Instead of what was shaping up to be exactly the kind of rebound race the No. 12 team needed to escape the hole of minus-11 points to the bubble heading into Homestead, he leaves the 305 with an even deeper deficit at minus-18.

“Being as many points as we are out, you know you hope you can … it’s kind of like a must-win,” Blaney said. “I don’t see us making up that many points, so just go try to put yourself in a position to win the race. I don’t think we can point our way in, honestly. I think we’re too far out. So just gonna go do the best you can, you never know what’s gonna happen. Just try to run up front, put yourself in a spot to win the race. That’s all you can do.”
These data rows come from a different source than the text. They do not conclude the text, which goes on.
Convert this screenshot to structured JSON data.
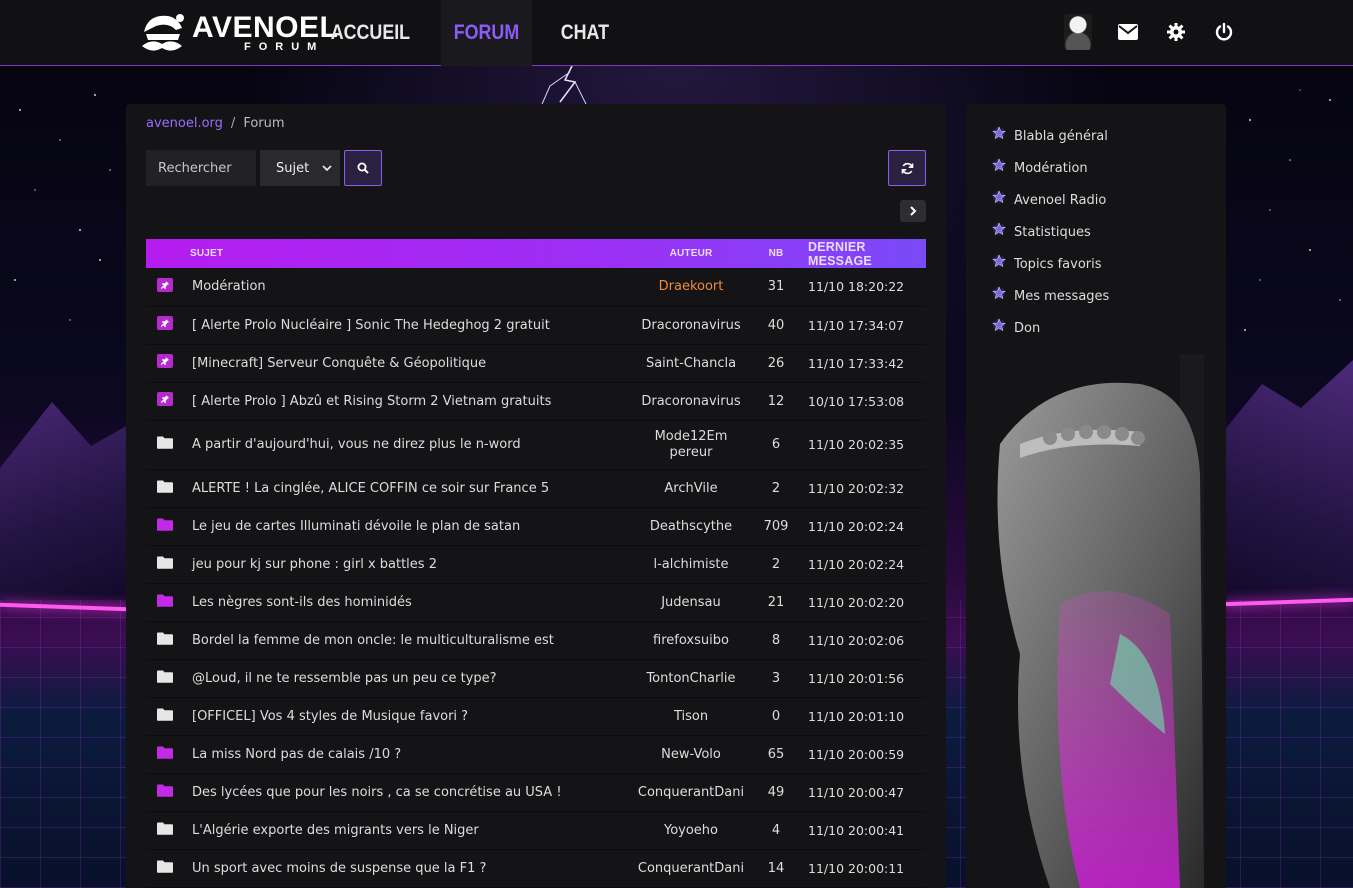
{
  "brand": {
    "name": "AVENOEL",
    "sub": "FORUM"
  },
  "nav": [
    {
      "label": "ACCUEIL",
      "active": false
    },
    {
      "label": "FORUM",
      "active": true
    },
    {
      "label": "CHAT",
      "active": false
    }
  ],
  "top_icons": [
    "avatar",
    "mail-icon",
    "gear-icon",
    "power-icon"
  ],
  "breadcrumb": {
    "home": "avenoel.org",
    "sep": "/",
    "current": "Forum"
  },
  "search": {
    "placeholder": "Rechercher",
    "select_value": "Sujet"
  },
  "table": {
    "headers": {
      "subject": "SUJET",
      "author": "AUTEUR",
      "count": "NB",
      "last": "DERNIER MESSAGE"
    },
    "rows": [
      {
        "icon": "pin",
        "subject": "Modération",
        "author": "Draekoort",
        "author_color": "orange",
        "nb": "31",
        "date": "11/10 18:20:22"
      },
      {
        "icon": "pin",
        "subject": "[ Alerte Prolo Nucléaire ] Sonic The Hedeghog 2 gratuit",
        "author": "Dracoronavirus",
        "nb": "40",
        "date": "11/10 17:34:07"
      },
      {
        "icon": "pin",
        "subject": "[Minecraft] Serveur Conquête & Géopolitique",
        "author": "Saint-Chancla",
        "nb": "26",
        "date": "11/10 17:33:42"
      },
      {
        "icon": "pin",
        "subject": "[ Alerte Prolo ] Abzû et Rising Storm 2 Vietnam gratuits",
        "author": "Dracoronavirus",
        "nb": "12",
        "date": "10/10 17:53:08"
      },
      {
        "icon": "folder",
        "subject": "A partir d'aujourd'hui, vous ne direz plus le n-word",
        "author": "Mode12Empereur",
        "nb": "6",
        "date": "11/10 20:02:35",
        "tall": true
      },
      {
        "icon": "folder",
        "subject": "ALERTE ! La cinglée, ALICE COFFIN ce soir sur France 5",
        "author": "ArchVile",
        "nb": "2",
        "date": "11/10 20:02:32"
      },
      {
        "icon": "folder-hot",
        "subject": "Le jeu de cartes Illuminati dévoile le plan de satan",
        "author": "Deathscythe",
        "nb": "709",
        "date": "11/10 20:02:24"
      },
      {
        "icon": "folder",
        "subject": "jeu pour kj sur phone : girl x battles 2",
        "author": "l-alchimiste",
        "nb": "2",
        "date": "11/10 20:02:24"
      },
      {
        "icon": "folder-hot",
        "subject": "Les nègres sont-ils des hominidés",
        "author": "Judensau",
        "nb": "21",
        "date": "11/10 20:02:20"
      },
      {
        "icon": "folder",
        "subject": "Bordel la femme de mon oncle: le multiculturalisme est",
        "author": "firefoxsuibo",
        "nb": "8",
        "date": "11/10 20:02:06"
      },
      {
        "icon": "folder",
        "subject": "@Loud, il ne te ressemble pas un peu ce type?",
        "author": "TontonCharlie",
        "nb": "3",
        "date": "11/10 20:01:56"
      },
      {
        "icon": "folder",
        "subject": "[OFFICEL] Vos 4 styles de Musique favori ?",
        "author": "Tison",
        "nb": "0",
        "date": "11/10 20:01:10"
      },
      {
        "icon": "folder-hot",
        "subject": "La miss Nord pas de calais /10 ?",
        "author": "New-Volo",
        "nb": "65",
        "date": "11/10 20:00:59"
      },
      {
        "icon": "folder-hot",
        "subject": "Des lycées que pour les noirs , ca se concrétise au USA !",
        "author": "ConquerantDani",
        "nb": "49",
        "date": "11/10 20:00:47"
      },
      {
        "icon": "folder",
        "subject": "L'Algérie exporte des migrants vers le Niger",
        "author": "Yoyoeho",
        "nb": "4",
        "date": "11/10 20:00:41"
      },
      {
        "icon": "folder",
        "subject": "Un sport avec moins de suspense que la F1 ?",
        "author": "ConquerantDani",
        "nb": "14",
        "date": "11/10 20:00:11"
      }
    ]
  },
  "sidebar": {
    "items": [
      {
        "label": "Blabla général"
      },
      {
        "label": "Modération"
      },
      {
        "label": "Avenoel Radio"
      },
      {
        "label": "Statistiques"
      },
      {
        "label": "Topics favoris"
      },
      {
        "label": "Mes messages"
      },
      {
        "label": "Don"
      }
    ]
  },
  "colors": {
    "accent": "#8b5cf6",
    "header_gradient_start": "#b51cf0",
    "pin": "#b629cc",
    "orange_author": "#f08a3c"
  }
}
While far from a banner day for the No. 24 Chevrolet team, fellow playoff contender William Byron also had a bit of an up-and-down day, showing strength in both of the opening stages (2nd, 3rd, respectively) before a major hiccup by his team on pit road nearly washed it all away. A loose wheel during a Lap 207 pit stop necessitated a reversal by the No. 24 driver to get it tightened, which subsequently was followed by his Chevy stalling briefly as he attempted to drive off again. He recovered to finish a respectable 12th, but if it weren’t for those stage points and a fast car to race back through the field he could’ve been looking at perhaps a must-win situation in Virginia.

“We just kind of had a couple of runs that were worse than the others and just had that one run that I felt like we were struggling real bad,” Byron said. “And then we kind of got better at the end and had something again at the end so I don’t know, just kind of really struggled the one time and the rest of the race was pretty good.”

After heading into Sunday six points down below the elimination line, Byron now leaves Miami five points to the good to position both remaining Hendrick Motorsports cars (the other being 2020 champ Chase Elliott) provisionally in the title race.

There’s still one race remaining before that Championship 4 is finalized, however, but as the untouchable winner in Martinsville’s spring race, the chances to make it through are favorable.

“(We plan to attack Martinsville) just the same,” Byron said. “I mean, I honestly feel like it’s a good place for us. So we just got to try to approach it the same as we always do.

“I don’t think (we need to win) but we just need a really good day. I feel decent about it. I think we just have to … like, we had a test there and I felt like our car was decent. We just got to work on a couple of little things and just get a little bit better. Because everyone’s gonna get better from the spring. So I think if we do that we’ll be in good shape.”

Those that will have a shot to fight for the 2022 title will be decided next Sunday at Martinsville Speedway (2 p.m. ET, NBC, NBC Sports App, MRN, SiriusXM NASCAR Radio) – and we should only expect four drivers to be smiling after that one, too.